- All proposals must be submitted through the South Carolina Clinical & Translational Research Institute (SCTR) web portal.
- Select the “Apply” button under the National Center of Neuromodulation for Rehabilitation (NC NM4R) funding opportunity.
- First-time users must create an account at the log-in site. Be sure to provide a full email address. The password to enter the application is “password”.
- Funding Entity code: select “Other”
- Grant Category: select “Discovery”
- The Project Summary and Relevance is uploaded in “Project Description”.
- Detailed Budget, Budget Justification, signed Statement of Intent, and Letter of Support for any financial commitments are uploaded in “Budget and Justification”.
- The Research Strategy and any Letter of Support are uploaded in “Proposal”.
Reminder: Only use Word documents and then save and upload as a PDF. Fillable PDF's will not work.
Application Review Criteria & Process

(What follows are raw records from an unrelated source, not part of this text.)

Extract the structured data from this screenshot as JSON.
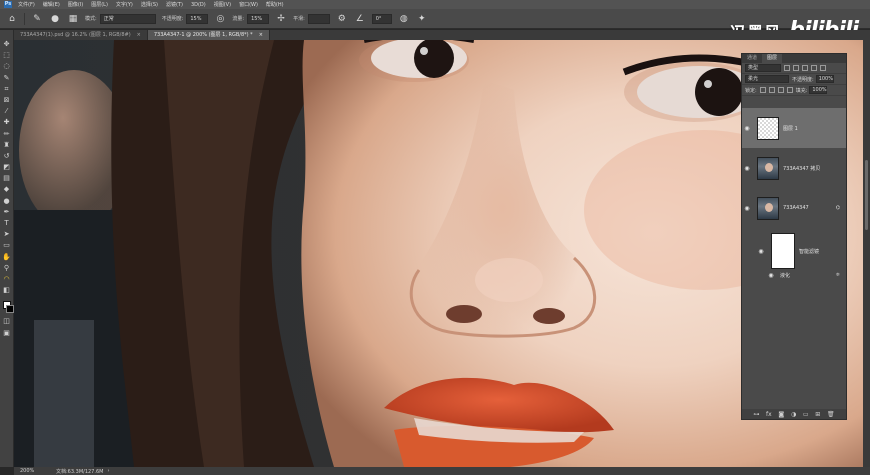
{
  "menu": {
    "items": [
      "文件(F)",
      "编辑(E)",
      "图像(I)",
      "图层(L)",
      "文字(Y)",
      "选择(S)",
      "滤镜(T)",
      "3D(D)",
      "视图(V)",
      "窗口(W)",
      "帮助(H)"
    ]
  },
  "options": {
    "mode_label": "模式:",
    "mode_value": "正常",
    "opacity_label": "不透明度:",
    "opacity_value": "15%",
    "flow_label": "流量:",
    "flow_value": "15%",
    "smoothing_label": "平滑:",
    "angle_value": "0°"
  },
  "watermark": {
    "author": "冯墨风",
    "brand": "bilibili"
  },
  "tabs": [
    {
      "label": "733A4347(1).psd @ 16.2% (图层 1, RGB/8#)"
    },
    {
      "label": "733A4347-1 @ 200% (图层 1, RGB/8*) *"
    }
  ],
  "status": {
    "zoom": "200%",
    "docsize": "文档:63.3M/127.6M"
  },
  "layers_panel": {
    "tabs": [
      "通道",
      "图层"
    ],
    "filter_kind": "类型",
    "blend_mode": "柔光",
    "opacity_label": "不透明度:",
    "opacity_value": "100%",
    "lock_label": "锁定:",
    "fill_label": "填充:",
    "fill_value": "100%",
    "layers": [
      {
        "name": "图层 1"
      },
      {
        "name": "733A4347 拷贝"
      },
      {
        "name": "733A4347"
      },
      {
        "name": "智能滤镜"
      },
      {
        "name": "液化"
      }
    ]
  },
  "colors": {
    "accent_selected_layer": "#6e6e6e",
    "panel_bg": "#4a4a4a",
    "app_bg": "#282828"
  }
}
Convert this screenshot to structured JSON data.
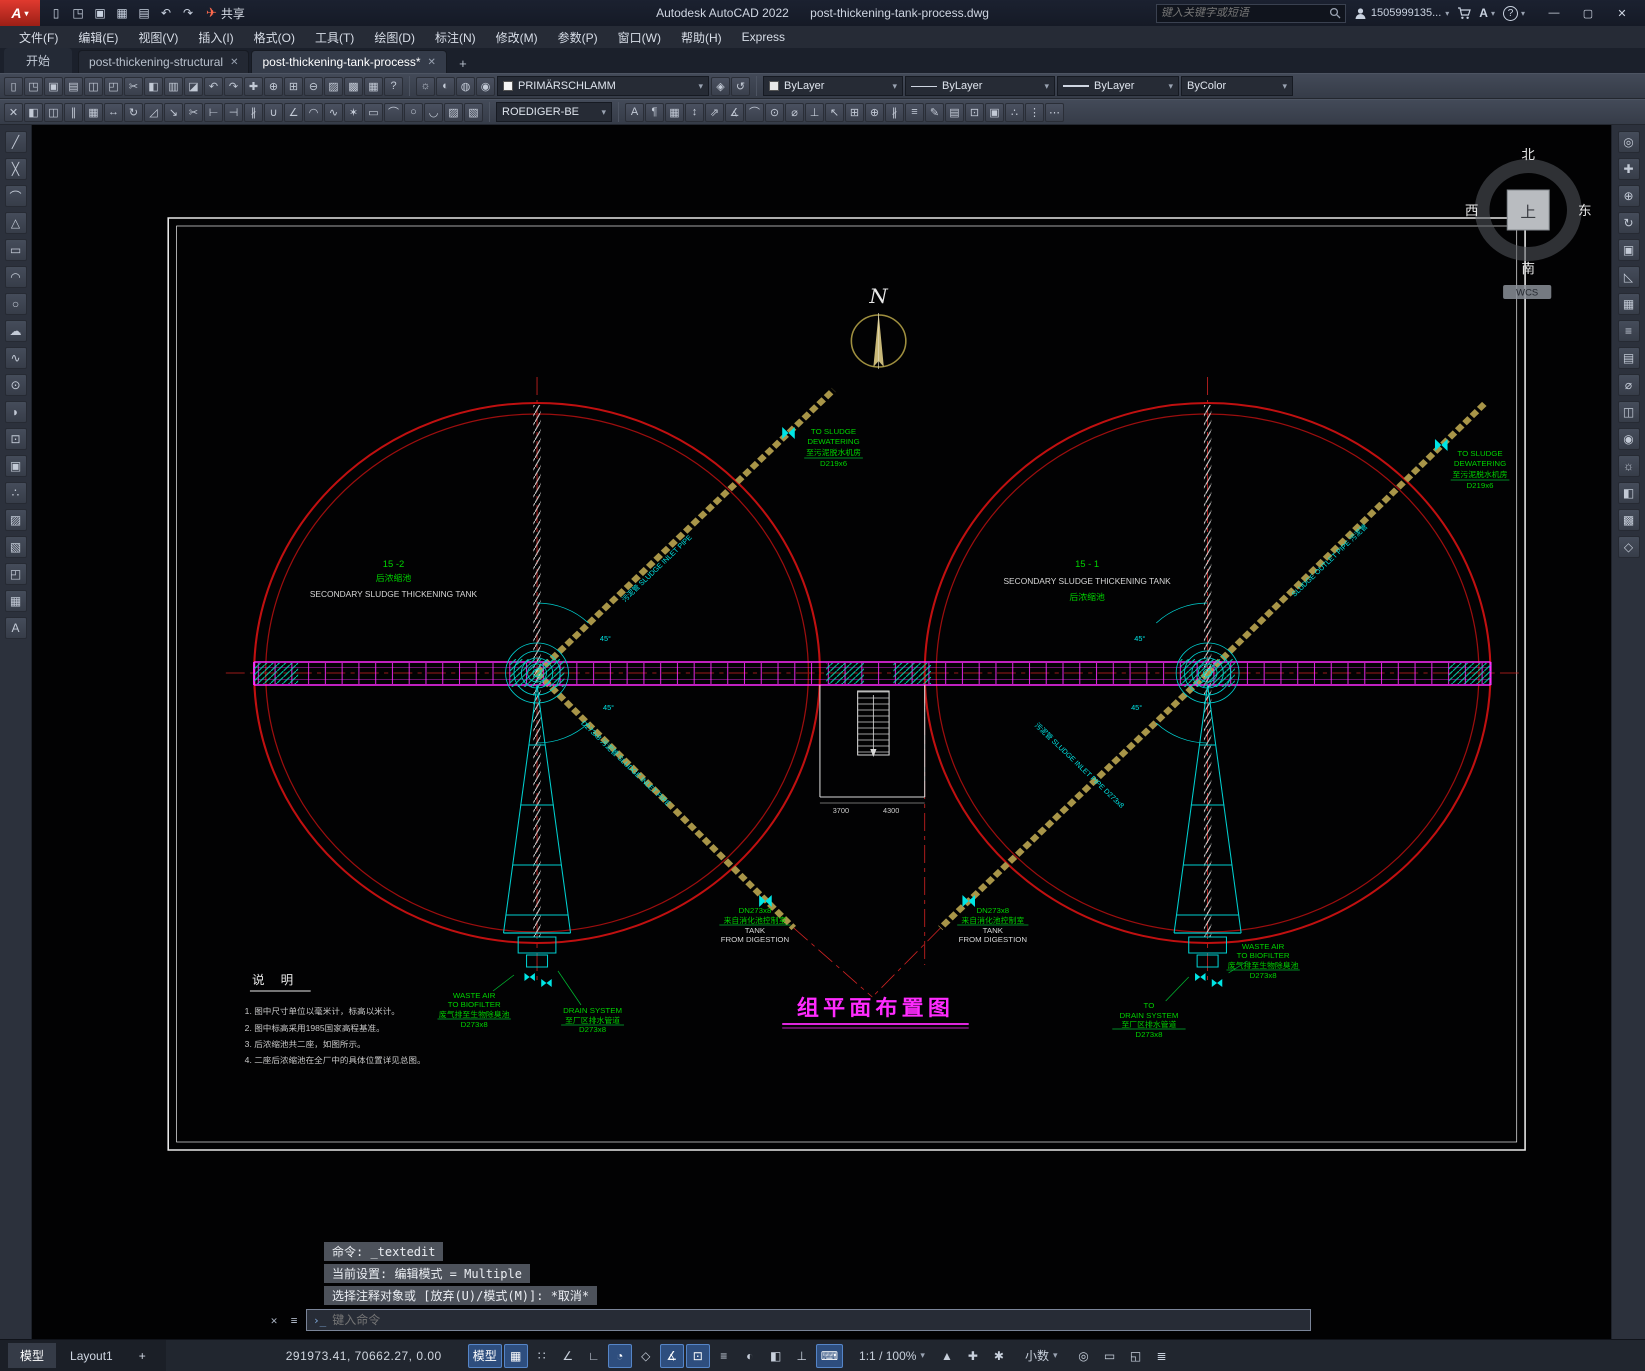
{
  "glyphs": {
    "caret": "▾",
    "close": "✕",
    "x": "✕",
    "plus": "+",
    "min": "—",
    "max": "▢",
    "help": "?",
    "menu_a": "A",
    "linetype_dash": "—"
  },
  "window": {
    "app_title": "Autodesk AutoCAD 2022",
    "doc_title": "post-thickening-tank-process.dwg"
  },
  "titlebar": {
    "logo": "A",
    "share": "共享",
    "search_placeholder": "键入关键字或短语",
    "account": "1505999135...",
    "qat": [
      {
        "name": "new-file-icon",
        "glyph": "▯"
      },
      {
        "name": "open-folder-icon",
        "glyph": "◳"
      },
      {
        "name": "save-icon",
        "glyph": "▣"
      },
      {
        "name": "save-as-icon",
        "glyph": "▦"
      },
      {
        "name": "plot-icon",
        "glyph": "▤"
      },
      {
        "name": "undo-icon",
        "glyph": "↶"
      },
      {
        "name": "redo-icon",
        "glyph": "↷"
      }
    ]
  },
  "menubar": {
    "items": [
      "文件(F)",
      "编辑(E)",
      "视图(V)",
      "插入(I)",
      "格式(O)",
      "工具(T)",
      "绘图(D)",
      "标注(N)",
      "修改(M)",
      "参数(P)",
      "窗口(W)",
      "帮助(H)",
      "Express"
    ]
  },
  "doc_tabs": {
    "start": "开始",
    "items": [
      {
        "label": "post-thickening-structural",
        "active": false
      },
      {
        "label": "post-thickening-tank-process*",
        "active": true
      }
    ]
  },
  "toolbars": {
    "row1": [
      {
        "name": "qnew-icon",
        "glyph": "▯"
      },
      {
        "name": "open-icon",
        "glyph": "◳"
      },
      {
        "name": "save-tool-icon",
        "glyph": "▣"
      },
      {
        "name": "plot-tool-icon",
        "glyph": "▤"
      },
      {
        "name": "plot-preview-icon",
        "glyph": "◫"
      },
      {
        "name": "publish-icon",
        "glyph": "◰"
      },
      {
        "name": "cut-icon",
        "glyph": "✂"
      },
      {
        "name": "copy-clip-icon",
        "glyph": "◧"
      },
      {
        "name": "paste-icon",
        "glyph": "▥"
      },
      {
        "name": "match-properties-icon",
        "glyph": "◪"
      },
      {
        "name": "undo-tool-icon",
        "glyph": "↶"
      },
      {
        "name": "redo-tool-icon",
        "glyph": "↷"
      },
      {
        "name": "pan-icon",
        "glyph": "✚"
      },
      {
        "name": "zoom-realtime-icon",
        "glyph": "⊕"
      },
      {
        "name": "zoom-window-icon",
        "glyph": "⊞"
      },
      {
        "name": "zoom-previous-icon",
        "glyph": "⊖"
      },
      {
        "name": "properties-icon",
        "glyph": "▨"
      },
      {
        "name": "designcenter-icon",
        "glyph": "▩"
      },
      {
        "name": "tool-palettes-icon",
        "glyph": "▦"
      },
      {
        "name": "help-icon",
        "glyph": "?"
      }
    ],
    "layer_vis": [
      {
        "name": "layer-on-icon",
        "glyph": "☼"
      },
      {
        "name": "layer-isolate-icon",
        "glyph": "◐"
      },
      {
        "name": "layer-freeze-icon",
        "glyph": "◍"
      },
      {
        "name": "layer-lock-icon",
        "glyph": "◉"
      }
    ],
    "layer_value": "PRIMÄRSCHLAMM",
    "layer_tools": [
      {
        "name": "make-object-layer-current-icon",
        "glyph": "◈"
      },
      {
        "name": "layer-previous-icon",
        "glyph": "↺"
      }
    ],
    "color_value": "ByLayer",
    "linetype_value": "ByLayer",
    "lineweight_value": "ByLayer",
    "plotstyle_value": "ByColor",
    "row2a": [
      {
        "name": "erase-icon",
        "glyph": "✕"
      },
      {
        "name": "copy-object-icon",
        "glyph": "◧"
      },
      {
        "name": "mirror-icon",
        "glyph": "◫"
      },
      {
        "name": "offset-icon",
        "glyph": "∥"
      },
      {
        "name": "array-icon",
        "glyph": "▦"
      },
      {
        "name": "move-icon",
        "glyph": "↔"
      },
      {
        "name": "rotate-icon",
        "glyph": "↻"
      },
      {
        "name": "scale-icon",
        "glyph": "◿"
      },
      {
        "name": "stretch-icon",
        "glyph": "↘"
      },
      {
        "name": "trim-icon",
        "glyph": "✂"
      },
      {
        "name": "extend-icon",
        "glyph": "⊢"
      },
      {
        "name": "break-at-point-icon",
        "glyph": "⊣"
      },
      {
        "name": "break-icon",
        "glyph": "∦"
      },
      {
        "name": "join-icon",
        "glyph": "∪"
      },
      {
        "name": "chamfer-icon",
        "glyph": "∠"
      },
      {
        "name": "fillet-icon",
        "glyph": "◠"
      },
      {
        "name": "blend-icon",
        "glyph": "∿"
      },
      {
        "name": "explode-icon",
        "glyph": "✶"
      },
      {
        "name": "rectangle-icon",
        "glyph": "▭"
      },
      {
        "name": "polyline-mod-icon",
        "glyph": "⌒"
      },
      {
        "name": "circle-mod-icon",
        "glyph": "○"
      },
      {
        "name": "arc-mod-icon",
        "glyph": "◡"
      },
      {
        "name": "hatch-mod-icon",
        "glyph": "▨"
      },
      {
        "name": "gradient-mod-icon",
        "glyph": "▧"
      }
    ],
    "text_style_value": "ROEDIGER-BE",
    "row2b": [
      {
        "name": "single-text-icon",
        "glyph": "A"
      },
      {
        "name": "mtext-icon",
        "glyph": "¶"
      },
      {
        "name": "table-icon",
        "glyph": "▦"
      },
      {
        "name": "dim-linear-icon",
        "glyph": "↕"
      },
      {
        "name": "dim-aligned-icon",
        "glyph": "⇗"
      },
      {
        "name": "dim-angular-icon",
        "glyph": "∡"
      },
      {
        "name": "dim-arc-icon",
        "glyph": "⌒"
      },
      {
        "name": "dim-radius-icon",
        "glyph": "⊙"
      },
      {
        "name": "dim-diameter-icon",
        "glyph": "⌀"
      },
      {
        "name": "dim-ordinate-icon",
        "glyph": "⊥"
      },
      {
        "name": "leader-icon",
        "glyph": "↖"
      },
      {
        "name": "tolerance-icon",
        "glyph": "⊞"
      },
      {
        "name": "center-mark-icon",
        "glyph": "⊕"
      },
      {
        "name": "dim-break-icon",
        "glyph": "∦"
      },
      {
        "name": "dim-space-icon",
        "glyph": "≡"
      },
      {
        "name": "dim-edit-icon",
        "glyph": "✎"
      },
      {
        "name": "dim-style-icon",
        "glyph": "▤"
      },
      {
        "name": "insert-block-icon",
        "glyph": "⊡"
      },
      {
        "name": "create-block-icon",
        "glyph": "▣"
      },
      {
        "name": "point-style-icon",
        "glyph": "∴"
      },
      {
        "name": "divide-icon",
        "glyph": "⋮"
      },
      {
        "name": "measure-icon",
        "glyph": "⋯"
      }
    ]
  },
  "left_rail": [
    {
      "name": "line-icon",
      "glyph": "╱"
    },
    {
      "name": "construction-line-icon",
      "glyph": "╳"
    },
    {
      "name": "polyline-icon",
      "glyph": "⌒"
    },
    {
      "name": "polygon-icon",
      "glyph": "△"
    },
    {
      "name": "rectangle-tool-icon",
      "glyph": "▭"
    },
    {
      "name": "arc-icon",
      "glyph": "◠"
    },
    {
      "name": "circle-icon",
      "glyph": "○"
    },
    {
      "name": "revcloud-icon",
      "glyph": "☁"
    },
    {
      "name": "spline-icon",
      "glyph": "∿"
    },
    {
      "name": "ellipse-icon",
      "glyph": "⊙"
    },
    {
      "name": "ellipse-arc-icon",
      "glyph": "◗"
    },
    {
      "name": "insert-icon",
      "glyph": "⊡"
    },
    {
      "name": "make-block-icon",
      "glyph": "▣"
    },
    {
      "name": "point-icon",
      "glyph": "∴"
    },
    {
      "name": "hatch-icon",
      "glyph": "▨"
    },
    {
      "name": "gradient-icon",
      "glyph": "▧"
    },
    {
      "name": "region-icon",
      "glyph": "◰"
    },
    {
      "name": "table-tool-icon",
      "glyph": "▦"
    },
    {
      "name": "mtext-tool-icon",
      "glyph": "A"
    }
  ],
  "right_rail": [
    {
      "name": "nav-wheel-icon",
      "glyph": "◎"
    },
    {
      "name": "nav-pan-icon",
      "glyph": "✚"
    },
    {
      "name": "nav-zoom-icon",
      "glyph": "⊕"
    },
    {
      "name": "nav-orbit-icon",
      "glyph": "↻"
    },
    {
      "name": "show-motion-icon",
      "glyph": "▣"
    },
    {
      "name": "ucs-icon",
      "glyph": "◺"
    },
    {
      "name": "grid-display-icon",
      "glyph": "▦"
    },
    {
      "name": "layers-panel-icon",
      "glyph": "≡"
    },
    {
      "name": "properties-panel-icon",
      "glyph": "▤"
    },
    {
      "name": "measure-tool-icon",
      "glyph": "⌀"
    },
    {
      "name": "section-icon",
      "glyph": "◫"
    },
    {
      "name": "camera-icon",
      "glyph": "◉"
    },
    {
      "name": "light-icon",
      "glyph": "☼"
    },
    {
      "name": "materials-icon",
      "glyph": "◧"
    },
    {
      "name": "render-icon",
      "glyph": "▩"
    },
    {
      "name": "named-views-icon",
      "glyph": "◇"
    }
  ],
  "drawing": {
    "north": "N",
    "viewcube": {
      "north": "北",
      "south": "南",
      "west": "西",
      "east": "东",
      "top": "上",
      "wcs": "WCS"
    },
    "left_tank": {
      "tag": "15 -2",
      "cn": "后浓缩池",
      "en": "SECONDARY SLUDGE THICKENING TANK"
    },
    "right_tank": {
      "tag": "15 - 1",
      "en": "SECONDARY SLUDGE THICKENING TANK",
      "cn": "后浓缩池"
    },
    "dewater_left": [
      "TO SLUDGE",
      "DEWATERING",
      "至污泥脱水机房",
      "D219x6"
    ],
    "dewater_right": [
      "TO SLUDGE",
      "DEWATERING",
      "至污泥脱水机房",
      "D219x6"
    ],
    "digest_left": [
      "DN273x8",
      "来自消化池控制室",
      "TANK",
      "FROM DIGESTION"
    ],
    "digest_right": [
      "DN273x8",
      "来自消化池控制室",
      "TANK",
      "FROM DIGESTION"
    ],
    "waste_left": [
      "WASTE AIR",
      "TO BIOFILTER",
      "废气排至生物除臭池",
      "D273x8"
    ],
    "drain_left": [
      "DRAIN SYSTEM",
      "至厂区排水管道",
      "D273x8"
    ],
    "waste_right": [
      "WASTE AIR",
      "TO BIOFILTER",
      "废气排至生物除臭池",
      "D273x8"
    ],
    "drain_right": [
      "TO",
      "DRAIN SYSTEM",
      "至厂区排水管道",
      "D273x8"
    ],
    "pipe_ul": "污泥管 SLUDGE INLET PIPE",
    "pipe_dl": "D273x8 污泥管 SLUDGE INLET PIPE",
    "pipe_ur": "SLUDGE OUTLET PIPE 污泥管",
    "pipe_dr": "污泥管 SLUDGE INLET PIPE D273x8",
    "angle": "45°",
    "dim_a": "3700",
    "dim_b": "4300",
    "main_title": "组平面布置图",
    "notes_title": "说 明",
    "notes": [
      "1. 图中尺寸单位以毫米计，标高以米计。",
      "2. 图中标高采用1985国家高程基准。",
      "3. 后浓缩池共二座，如图所示。",
      "4. 二座后浓缩池在全厂中的具体位置详见总图。"
    ]
  },
  "command": {
    "history": [
      "命令: _textedit",
      "当前设置: 编辑模式 = Multiple",
      "选择注释对象或 [放弃(U)/模式(M)]: *取消*"
    ],
    "placeholder": "键入命令",
    "prompt": "›_",
    "tools": [
      {
        "name": "close-commandline-icon",
        "glyph": "✕"
      },
      {
        "name": "customize-commandline-icon",
        "glyph": "≡"
      }
    ]
  },
  "statusbar": {
    "model_tab": "模型",
    "layout_tab": "Layout1",
    "plus": "+",
    "coords": "291973.41, 70662.27, 0.00",
    "toggles": [
      {
        "name": "model-space-toggle",
        "glyph": "模型",
        "active": true
      },
      {
        "name": "grid-toggle",
        "glyph": "▦",
        "active": true
      },
      {
        "name": "snap-toggle",
        "glyph": "∷",
        "active": false
      },
      {
        "name": "infer-constraints-toggle",
        "glyph": "∠",
        "active": false
      },
      {
        "name": "ortho-toggle",
        "glyph": "∟",
        "active": false
      },
      {
        "name": "polar-tracking-toggle",
        "glyph": "◔",
        "active": true
      },
      {
        "name": "isodraft-toggle",
        "glyph": "◇",
        "active": false
      },
      {
        "name": "osnap-tracking-toggle",
        "glyph": "∡",
        "active": true
      },
      {
        "name": "osnap-toggle",
        "glyph": "⊡",
        "active": true
      },
      {
        "name": "lineweight-toggle",
        "glyph": "≡",
        "active": false
      },
      {
        "name": "transparency-toggle",
        "glyph": "◐",
        "active": false
      },
      {
        "name": "selection-cycling-toggle",
        "glyph": "◧",
        "active": false
      },
      {
        "name": "dynamic-ucs-toggle",
        "glyph": "⊥",
        "active": false
      },
      {
        "name": "dynamic-input-toggle",
        "glyph": "⌨",
        "active": true
      }
    ],
    "scale": "1:1 / 100%",
    "mid_icons": [
      {
        "name": "annotation-visibility-icon",
        "glyph": "▲"
      },
      {
        "name": "annotation-autoscale-icon",
        "glyph": "✚"
      },
      {
        "name": "workspace-switch-icon",
        "glyph": "✱"
      }
    ],
    "units": "小数",
    "right_icons": [
      {
        "name": "graphics-performance-icon",
        "glyph": "◎"
      },
      {
        "name": "isolate-objects-icon",
        "glyph": "▭"
      },
      {
        "name": "clean-screen-icon",
        "glyph": "◱"
      },
      {
        "name": "customize-status-icon",
        "glyph": "≣"
      }
    ]
  }
}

Each application will be reviewed by a two to three reviewers with appropriate expertise. Applications will be scored on the 1-9 point NIH scale and recommendations for funding will be primarily based on these scores. Scoring will focus on four areas: 1) quality of the research (scientific merit, innovation, and impact); 2) relevancy to the mission of the NC NM4R and direct involvement of one or more the NC NM4R resources in the research plan; and 3) qualifications of the research team to lead the research effort toward securing extramural funding. The reviewers will provide a concise, one-page written review of the application’s strengths and weaknesses, as well as recommendations for improvement. The Summary Statement will be sent to the the NC NM4R Program Director, Co-Director, Pilot Program Directors, and the Steering Committee for final decision, and also forwarded to the applicant. In order to maximally fund external applications through the Pilot Studies Program, an extensive effort will be made to utilize the MUSC institutional funds for supporting the top applications from MUSC investigators.
Criteria for funding will include: 1) reviewers’ recommendations as defined in the Summary Statement; 2) likelihood that the research effort will be productive and lead to extramural funding; 3) utilization of one or more of the NC NM4R resources; and 4) alignment with the mission and aims of the NC NM4R. We aim to fund four proposals per year. Funding recommendations will be made by the Executive Committee, then must be approved by the External Advisory Board and then by NIH program staff. Investigators who are not funded on the initial submission will have the opportunity to submit one revision application in the following RFA cycle.
Resubmission of an Application
Applicants will have the opportunity to submit a revised application in response to review comments. Revised applications should be submitted during the following NC NM4R RFA cycle. Investigators submitting an amended application will be expected to address the review critiques using the NIH-modeled Introduction to Resubmission Application, limited to 1 page. The Introduction must summarize all substantial additions, deletions, and changes to the application. The Introduction also must include a response to the issues and criticism raised in the Summary Statement. Please indicate major scientific revisions in the text of the application by bracketing, indenting or changing typography. Do not underline or shade the changes. If the changes are so extensive that essentially all of the text would be marked, explain this in the Introduction. Additional guidance can be found in NIH Applications Guide.